Muster your immune health
There are greens, there are green greens, and then their inexperienced leafy vegetables. green leafy veggies are probably one of the maximum superior companies of food in terms of vitamins, and now not many can overtake the dense nutritional composition of leafy greens. Whilst different kinds of veggies also are nutritious and terrific for fitness, none come near leafy veggies when it comes to the quantity of fitness advantages.
Though we opt for healthy greens, the marketplace doesn’t always seem to have the fresh ones or the healthiest. That is something to be aware of before we go out bulk shopping for groceries and veggies.
This article takes us through the 5 most helpful leafy greens to boost your immunity.
- Since generations this popular leafy green has served exemplary in incorporating the body with vital nutrients. Spinach leafy green vegetable can be cooked in variety of dishes, including soups, sauces, smoothies and salads.
- Prolific nutrients of spinach are impressive. With one cup (30 grams) of raw spinach providing 181% of the DV for vitamin K, 56% of the DV for vitamin A and 13% of the DV for manganese
- Spinach are reservoirs of folate; it is a key role in red blood cell production and the prevention of neural tube defects in pregnancy
- On studying the neural tube defect spina bifida found that one of the most preventable risk factors for this condition was a low intake of folate during the first trimester of pregnancy.
- During pregnancy, this is a great way to increase folate intake, it acts as a prenatal vitamin.
- Cabbage is formed of clusters of thick leaves that come in green, white and purple colours.’
- It belongs to the Brassica family, along with Brussels sprouts, kale and broccoli
- Vegetables in this plant family contain glycosylates, which give them a bitter flavour.
- Animal studies have found that foods that contain these plant compounds may have cancer-protective properties, especially against lung and esophageal cancer.
- Another benefit of cabbage is that it can be fermented and turned into sauerkraut, which provides numerous health benefits, such as improving your digestion and supporting your immune system. It may even aid weight
- Since the Middle Ages, beets have been claimed to be beneficial for health.
- Indeed, they have an impressive nutrient profile, but while beets are commonly used in dishes, the leaves are often ignored.
- This is unfortunate, considering that they’re edible and rich in potassium, calcium, riboflavin, fibre and vitamins A and K. Just one cup (144 grams) of cooked beet greens contains 220% of the DV for vitamin A, 37% of the DV for potassium and 17% of the DV for fibre (19).

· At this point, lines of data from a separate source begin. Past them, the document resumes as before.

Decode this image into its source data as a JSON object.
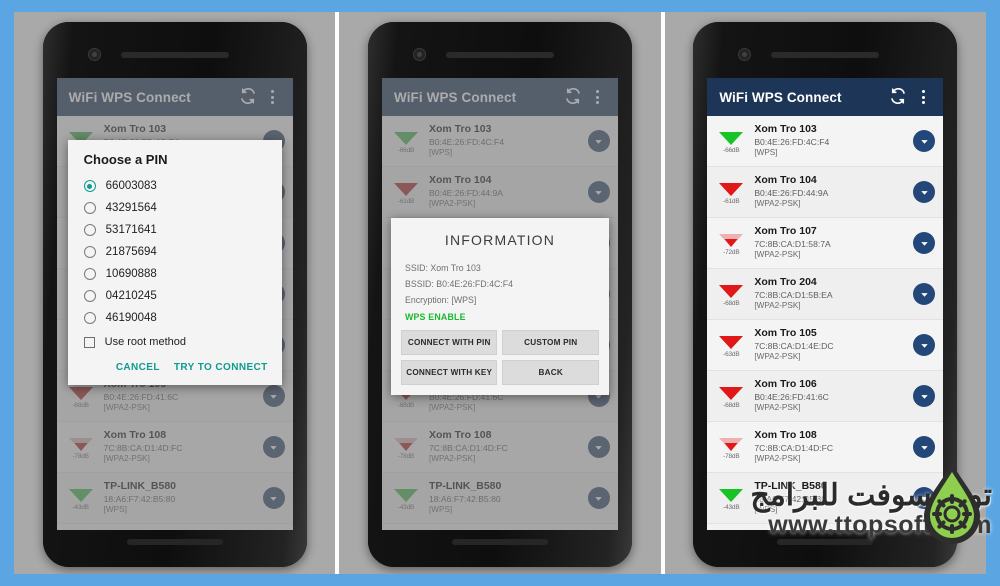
{
  "theme": {
    "page_background": "#5ba6e2",
    "panel_background": "#a9a9a9",
    "appbar_color": "#1d3557",
    "accent_teal": "#0f9b8e",
    "wps_green": "#18b92e",
    "expand_button": "#24477a"
  },
  "app": {
    "title": "WiFi WPS Connect",
    "refresh_icon": "refresh-icon",
    "overflow_icon": "overflow-menu-icon"
  },
  "networks": [
    {
      "ssid": "Xom Tro 103",
      "bssid": "B0:4E:26:FD:4C:F4",
      "encryption": "[WPS]",
      "signal": "-66dB",
      "strength": "green"
    },
    {
      "ssid": "Xom Tro 104",
      "bssid": "B0:4E:26:FD:44:9A",
      "encryption": "[WPA2-PSK]",
      "signal": "-61dB",
      "strength": "red"
    },
    {
      "ssid": "Xom Tro 107",
      "bssid": "7C:8B:CA:D1:58:7A",
      "encryption": "[WPA2-PSK]",
      "signal": "-72dB",
      "strength": "red-weak"
    },
    {
      "ssid": "Xom Tro 204",
      "bssid": "7C:8B:CA:D1:5B:EA",
      "encryption": "[WPA2-PSK]",
      "signal": "-68dB",
      "strength": "red"
    },
    {
      "ssid": "Xom Tro 105",
      "bssid": "7C:8B:CA:D1:4E:DC",
      "encryption": "[WPA2-PSK]",
      "signal": "-63dB",
      "strength": "red"
    },
    {
      "ssid": "Xom Tro 106",
      "bssid": "B0:4E:26:FD:41:6C",
      "encryption": "[WPA2-PSK]",
      "signal": "-68dB",
      "strength": "red"
    },
    {
      "ssid": "Xom Tro 108",
      "bssid": "7C:8B:CA:D1:4D:FC",
      "encryption": "[WPA2-PSK]",
      "signal": "-78dB",
      "strength": "red-weak"
    },
    {
      "ssid": "TP-LINK_B580",
      "bssid": "18:A6:F7:42:B5:80",
      "encryption": "[WPS]",
      "signal": "-43dB",
      "strength": "green"
    }
  ],
  "pin_dialog": {
    "title": "Choose a PIN",
    "pins": [
      {
        "value": "66003083",
        "selected": true
      },
      {
        "value": "43291564",
        "selected": false
      },
      {
        "value": "53171641",
        "selected": false
      },
      {
        "value": "21875694",
        "selected": false
      },
      {
        "value": "10690888",
        "selected": false
      },
      {
        "value": "04210245",
        "selected": false
      },
      {
        "value": "46190048",
        "selected": false
      }
    ],
    "root_checkbox_label": "Use root method",
    "root_checked": false,
    "cancel_label": "CANCEL",
    "connect_label": "TRY TO CONNECT"
  },
  "info_dialog": {
    "title": "INFORMATION",
    "ssid_line": "SSID: Xom Tro 103",
    "bssid_line": "BSSID: B0:4E:26:FD:4C:F4",
    "encryption_line": "Encryption: [WPS]",
    "wps_status": "WPS ENABLE",
    "buttons": [
      "CONNECT WITH PIN",
      "CUSTOM PIN",
      "CONNECT WITH KEY",
      "BACK"
    ]
  },
  "watermark": {
    "arabic": "توب سوفت للبرامج",
    "url": "www.ttopsoft.com"
  }
}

- They also contain the antioxidants beta-carotene and lutein, which may reduce the risk of eye disorders, such as macular degeneration and cataracts
- Beet greens can be added to salads, soups or sautéed and eaten as a side dish.
- Watercress is an aquatic plant from the Brassicaceae family and thus similar to arugula and mustard greens.
- It’s said to have healing properties and has been used in herbal medicine for centuries. However, no human studies have confirmed these benefits so far.
- Test-tube studies have found watercress extract to be beneficial in targeting cancer stem cells and impairing cancer cell reproduction and invasion.
- Due to its bitter and slightly spicy flavour, watercress makes a great addition to neutrally flavoured foods.
- Romaine lettuce is a common leafy vegetable with sturdy, dark leaves with a firm centre rib.
- It has a crunchy texture and is a popular lettuce, particularly in Caesar salads.
- It’s a good source of vitamins A and K, with one cup (47 grams) providing 82% and 60% of the DVs for these vitamins respectively.
- What’s more, research in rats showed that lettuce improved their levels of blood lipids, potentially reducing the risk of heart disease. Further studies need to investigate these benefits in people.